## Exercise
Reproduce every entry word for word.

═══

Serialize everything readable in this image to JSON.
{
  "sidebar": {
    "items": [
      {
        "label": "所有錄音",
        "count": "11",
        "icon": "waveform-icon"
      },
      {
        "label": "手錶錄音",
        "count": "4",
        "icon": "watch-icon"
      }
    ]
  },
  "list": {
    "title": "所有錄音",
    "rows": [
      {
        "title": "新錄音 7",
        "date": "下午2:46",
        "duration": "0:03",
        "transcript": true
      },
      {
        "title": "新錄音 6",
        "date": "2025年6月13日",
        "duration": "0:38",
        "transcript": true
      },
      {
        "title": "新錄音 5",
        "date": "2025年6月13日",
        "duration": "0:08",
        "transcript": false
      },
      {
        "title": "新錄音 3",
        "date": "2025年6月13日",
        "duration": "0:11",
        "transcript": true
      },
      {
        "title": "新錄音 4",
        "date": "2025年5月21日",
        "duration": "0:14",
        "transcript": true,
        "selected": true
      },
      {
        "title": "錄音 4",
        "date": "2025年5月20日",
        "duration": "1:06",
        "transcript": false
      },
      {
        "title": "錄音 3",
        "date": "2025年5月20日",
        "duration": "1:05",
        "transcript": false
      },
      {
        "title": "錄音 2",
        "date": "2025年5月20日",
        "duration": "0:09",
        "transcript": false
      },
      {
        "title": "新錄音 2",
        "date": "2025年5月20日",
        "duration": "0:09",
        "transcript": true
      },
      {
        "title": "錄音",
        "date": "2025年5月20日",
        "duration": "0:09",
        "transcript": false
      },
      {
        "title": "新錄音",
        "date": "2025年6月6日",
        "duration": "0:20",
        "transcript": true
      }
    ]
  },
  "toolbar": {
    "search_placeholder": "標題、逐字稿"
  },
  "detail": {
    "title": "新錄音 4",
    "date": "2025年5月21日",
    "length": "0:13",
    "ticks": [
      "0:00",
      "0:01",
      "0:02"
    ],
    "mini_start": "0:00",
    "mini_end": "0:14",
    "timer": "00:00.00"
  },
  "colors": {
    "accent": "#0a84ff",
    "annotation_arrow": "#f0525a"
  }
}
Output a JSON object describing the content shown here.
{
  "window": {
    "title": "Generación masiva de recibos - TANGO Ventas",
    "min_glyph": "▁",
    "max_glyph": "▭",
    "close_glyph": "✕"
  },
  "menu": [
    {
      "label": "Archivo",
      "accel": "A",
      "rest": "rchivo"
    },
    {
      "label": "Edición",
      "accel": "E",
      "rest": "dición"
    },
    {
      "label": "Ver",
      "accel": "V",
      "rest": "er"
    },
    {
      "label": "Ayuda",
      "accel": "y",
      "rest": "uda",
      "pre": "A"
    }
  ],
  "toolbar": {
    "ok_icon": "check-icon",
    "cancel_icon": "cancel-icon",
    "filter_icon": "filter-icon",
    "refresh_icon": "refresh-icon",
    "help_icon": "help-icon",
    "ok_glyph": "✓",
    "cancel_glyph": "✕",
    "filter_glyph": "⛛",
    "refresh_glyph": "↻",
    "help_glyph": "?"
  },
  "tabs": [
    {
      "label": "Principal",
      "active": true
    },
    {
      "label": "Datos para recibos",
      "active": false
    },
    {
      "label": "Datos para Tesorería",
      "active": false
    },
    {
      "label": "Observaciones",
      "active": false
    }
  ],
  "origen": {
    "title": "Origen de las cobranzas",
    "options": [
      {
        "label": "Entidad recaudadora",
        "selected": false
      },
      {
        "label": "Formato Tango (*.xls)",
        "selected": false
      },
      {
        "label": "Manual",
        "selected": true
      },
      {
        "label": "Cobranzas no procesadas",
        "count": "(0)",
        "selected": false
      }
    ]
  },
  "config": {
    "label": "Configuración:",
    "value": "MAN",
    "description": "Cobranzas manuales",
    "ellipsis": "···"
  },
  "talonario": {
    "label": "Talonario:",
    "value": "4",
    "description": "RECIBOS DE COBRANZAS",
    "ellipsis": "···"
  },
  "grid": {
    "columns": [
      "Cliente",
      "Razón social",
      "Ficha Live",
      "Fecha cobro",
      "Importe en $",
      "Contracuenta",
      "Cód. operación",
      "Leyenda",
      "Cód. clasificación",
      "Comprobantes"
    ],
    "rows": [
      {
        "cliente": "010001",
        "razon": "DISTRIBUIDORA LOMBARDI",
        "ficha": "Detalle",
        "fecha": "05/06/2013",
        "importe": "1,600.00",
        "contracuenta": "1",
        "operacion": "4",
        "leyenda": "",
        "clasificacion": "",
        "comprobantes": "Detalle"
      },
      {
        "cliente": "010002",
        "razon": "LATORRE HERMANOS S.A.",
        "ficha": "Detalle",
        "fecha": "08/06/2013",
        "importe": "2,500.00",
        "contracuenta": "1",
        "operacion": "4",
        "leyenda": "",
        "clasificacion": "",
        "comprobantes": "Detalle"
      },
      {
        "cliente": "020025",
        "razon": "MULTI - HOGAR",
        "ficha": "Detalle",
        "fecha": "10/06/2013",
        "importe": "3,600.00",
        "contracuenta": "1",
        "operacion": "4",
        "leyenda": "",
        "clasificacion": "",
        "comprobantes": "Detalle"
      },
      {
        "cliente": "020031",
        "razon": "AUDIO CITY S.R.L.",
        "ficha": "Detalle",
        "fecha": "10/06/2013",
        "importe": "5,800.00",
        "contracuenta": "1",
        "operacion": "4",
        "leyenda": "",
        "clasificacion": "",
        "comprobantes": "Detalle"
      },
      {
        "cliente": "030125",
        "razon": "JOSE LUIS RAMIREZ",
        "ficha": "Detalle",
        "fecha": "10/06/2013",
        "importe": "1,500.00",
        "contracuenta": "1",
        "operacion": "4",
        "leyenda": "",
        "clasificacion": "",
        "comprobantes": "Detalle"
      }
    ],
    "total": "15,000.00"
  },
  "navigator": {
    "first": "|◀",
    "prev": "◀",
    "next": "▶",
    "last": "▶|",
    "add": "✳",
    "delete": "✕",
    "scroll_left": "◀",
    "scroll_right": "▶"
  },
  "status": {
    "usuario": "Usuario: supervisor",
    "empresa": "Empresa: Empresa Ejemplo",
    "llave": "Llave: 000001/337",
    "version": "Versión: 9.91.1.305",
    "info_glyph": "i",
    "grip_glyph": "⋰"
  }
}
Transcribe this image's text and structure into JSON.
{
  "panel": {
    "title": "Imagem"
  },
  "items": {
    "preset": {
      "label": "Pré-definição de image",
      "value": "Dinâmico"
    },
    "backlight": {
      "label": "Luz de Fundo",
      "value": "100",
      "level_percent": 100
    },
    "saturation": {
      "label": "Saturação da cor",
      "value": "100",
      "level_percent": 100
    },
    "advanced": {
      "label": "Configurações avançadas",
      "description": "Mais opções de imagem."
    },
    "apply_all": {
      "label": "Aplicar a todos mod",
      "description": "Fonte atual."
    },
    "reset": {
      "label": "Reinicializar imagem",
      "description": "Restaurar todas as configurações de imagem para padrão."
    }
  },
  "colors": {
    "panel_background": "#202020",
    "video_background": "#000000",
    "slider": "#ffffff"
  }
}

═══

## Output
Serialize everything readable in this image to JSON.
{
  "sidebar": {
    "items": [
      {
        "label": "所有錄音",
        "count": "11",
        "icon": "waveform-icon"
      },
      {
        "label": "手錶錄音",
        "count": "4",
        "icon": "watch-icon"
      }
    ]
  },
  "list": {
    "title": "所有錄音",
    "rows": [
      {
        "title": "新錄音 7",
        "date": "下午2:46",
        "duration": "0:03",
        "transcript": true
      },
      {
        "title": "新錄音 6",
        "date": "2025年6月13日",
        "duration": "0:38",
        "transcript": true
      },
      {
        "title": "新錄音 5",
        "date": "2025年6月13日",
        "duration": "0:08",
        "transcript": false
      },
      {
        "title": "新錄音 3",
        "date": "2025年6月13日",
        "duration": "0:11",
        "transcript": true
      },
      {
        "title": "新錄音 4",
        "date": "2025年5月21日",
        "duration": "0:14",
        "transcript": true,
        "selected": true
      },
      {
        "title": "錄音 4",
        "date": "2025年5月20日",
        "duration": "1:06",
        "transcript": false
      },
      {
        "title": "錄音 3",
        "date": "2025年5月20日",
        "duration": "1:05",
        "transcript": false
      },
      {
        "title": "錄音 2",
        "date": "2025年5月20日",
        "duration": "0:09",
        "transcript": false
      },
      {
        "title": "新錄音 2",
        "date": "2025年5月20日",
        "duration": "0:09",
        "transcript": true
      },
      {
        "title": "錄音",
        "date": "2025年5月20日",
        "duration": "0:09",
        "transcript": false
      },
      {
        "title": "新錄音",
        "date": "2025年6月6日",
        "duration": "0:20",
        "transcript": true
      }
    ]
  },
  "toolbar": {
    "search_placeholder": "標題、逐字稿"
  },
  "detail": {
    "title": "新錄音 4",
    "date": "2025年5月21日",
    "length": "0:13",
    "ticks": [
      "0:00",
      "0:01",
      "0:02"
    ],
    "mini_start": "0:00",
    "mini_end": "0:14",
    "timer": "00:00.00"
  },
  "colors": {
    "accent": "#0a84ff",
    "annotation_arrow": "#f0525a"
  }
}
Output a JSON object describing the content shown here.
{
  "window": {
    "title": "Generación masiva de recibos - TANGO Ventas",
    "min_glyph": "▁",
    "max_glyph": "▭",
    "close_glyph": "✕"
  },
  "menu": [
    {
      "label": "Archivo",
      "accel": "A",
      "rest": "rchivo"
    },
    {
      "label": "Edición",
      "accel": "E",
      "rest": "dición"
    },
    {
      "label": "Ver",
      "accel": "V",
      "rest": "er"
    },
    {
      "label": "Ayuda",
      "accel": "y",
      "rest": "uda",
      "pre": "A"
    }
  ],
  "toolbar": {
    "ok_icon": "check-icon",
    "cancel_icon": "cancel-icon",
    "filter_icon": "filter-icon",
    "refresh_icon": "refresh-icon",
    "help_icon": "help-icon",
    "ok_glyph": "✓",
    "cancel_glyph": "✕",
    "filter_glyph": "⛛",
    "refresh_glyph": "↻",
    "help_glyph": "?"
  },
  "tabs": [
    {
      "label": "Principal",
      "active": true
    },
    {
      "label": "Datos para recibos",
      "active": false
    },
    {
      "label": "Datos para Tesorería",
      "active": false
    },
    {
      "label": "Observaciones",
      "active": false
    }
  ],
  "origen": {
    "title": "Origen de las cobranzas",
    "options": [
      {
        "label": "Entidad recaudadora",
        "selected": false
      },
      {
        "label": "Formato Tango (*.xls)",
        "selected": false
      },
      {
        "label": "Manual",
        "selected": true
      },
      {
        "label": "Cobranzas no procesadas",
        "count": "(0)",
        "selected": false
      }
    ]
  },
  "config": {
    "label": "Configuración:",
    "value": "MAN",
    "description": "Cobranzas manuales",
    "ellipsis": "···"
  },
  "talonario": {
    "label": "Talonario:",
    "value": "4",
    "description": "RECIBOS DE COBRANZAS",
    "ellipsis": "···"
  },
  "grid": {
    "columns": [
      "Cliente",
      "Razón social",
      "Ficha Live",
      "Fecha cobro",
      "Importe en $",
      "Contracuenta",
      "Cód. operación",
      "Leyenda",
      "Cód. clasificación",
      "Comprobantes"
    ],
    "rows": [
      {
        "cliente": "010001",
        "razon": "DISTRIBUIDORA LOMBARDI",
        "ficha": "Detalle",
        "fecha": "05/06/2013",
        "importe": "1,600.00",
        "contracuenta": "1",
        "operacion": "4",
        "leyenda": "",
        "clasificacion": "",
        "comprobantes": "Detalle"
      },
      {
        "cliente": "010002",
        "razon": "LATORRE HERMANOS S.A.",
        "ficha": "Detalle",
        "fecha": "08/06/2013",
        "importe": "2,500.00",
        "contracuenta": "1",
        "operacion": "4",
        "leyenda": "",
        "clasificacion": "",
        "comprobantes": "Detalle"
      },
      {
        "cliente": "020025",
        "razon": "MULTI - HOGAR",
        "ficha": "Detalle",
        "fecha": "10/06/2013",
        "importe": "3,600.00",
        "contracuenta": "1",
        "operacion": "4",
        "leyenda": "",
        "clasificacion": "",
        "comprobantes": "Detalle"
      },
      {
        "cliente": "020031",
        "razon": "AUDIO CITY S.R.L.",
        "ficha": "Detalle",
        "fecha": "10/06/2013",
        "importe": "5,800.00",
        "contracuenta": "1",
        "operacion": "4",
        "leyenda": "",
        "clasificacion": "",
        "comprobantes": "Detalle"
      },
      {
        "cliente": "030125",
        "razon": "JOSE LUIS RAMIREZ",
        "ficha": "Detalle",
        "fecha": "10/06/2013",
        "importe": "1,500.00",
        "contracuenta": "1",
        "operacion": "4",
        "leyenda": "",
        "clasificacion": "",
        "comprobantes": "Detalle"
      }
    ],
    "total": "15,000.00"
  },
  "navigator": {
    "first": "|◀",
    "prev": "◀",
    "next": "▶",
    "last": "▶|",
    "add": "✳",
    "delete": "✕",
    "scroll_left": "◀",
    "scroll_right": "▶"
  },
  "status": {
    "usuario": "Usuario: supervisor",
    "empresa": "Empresa: Empresa Ejemplo",
    "llave": "Llave: 000001/337",
    "version": "Versión: 9.91.1.305",
    "info_glyph": "i",
    "grip_glyph": "⋰"
  }
}
Transcribe this image's text and structure into JSON.
{
  "panel": {
    "title": "Imagem"
  },
  "items": {
    "preset": {
      "label": "Pré-definição de image",
      "value": "Dinâmico"
    },
    "backlight": {
      "label": "Luz de Fundo",
      "value": "100",
      "level_percent": 100
    },
    "saturation": {
      "label": "Saturação da cor",
      "value": "100",
      "level_percent": 100
    },
    "advanced": {
      "label": "Configurações avançadas",
      "description": "Mais opções de imagem."
    },
    "apply_all": {
      "label": "Aplicar a todos mod",
      "description": "Fonte atual."
    },
    "reset": {
      "label": "Reinicializar imagem",
      "description": "Restaurar todas as configurações de imagem para padrão."
    }
  },
  "colors": {
    "panel_background": "#202020",
    "video_background": "#000000",
    "slider": "#ffffff"
  }
}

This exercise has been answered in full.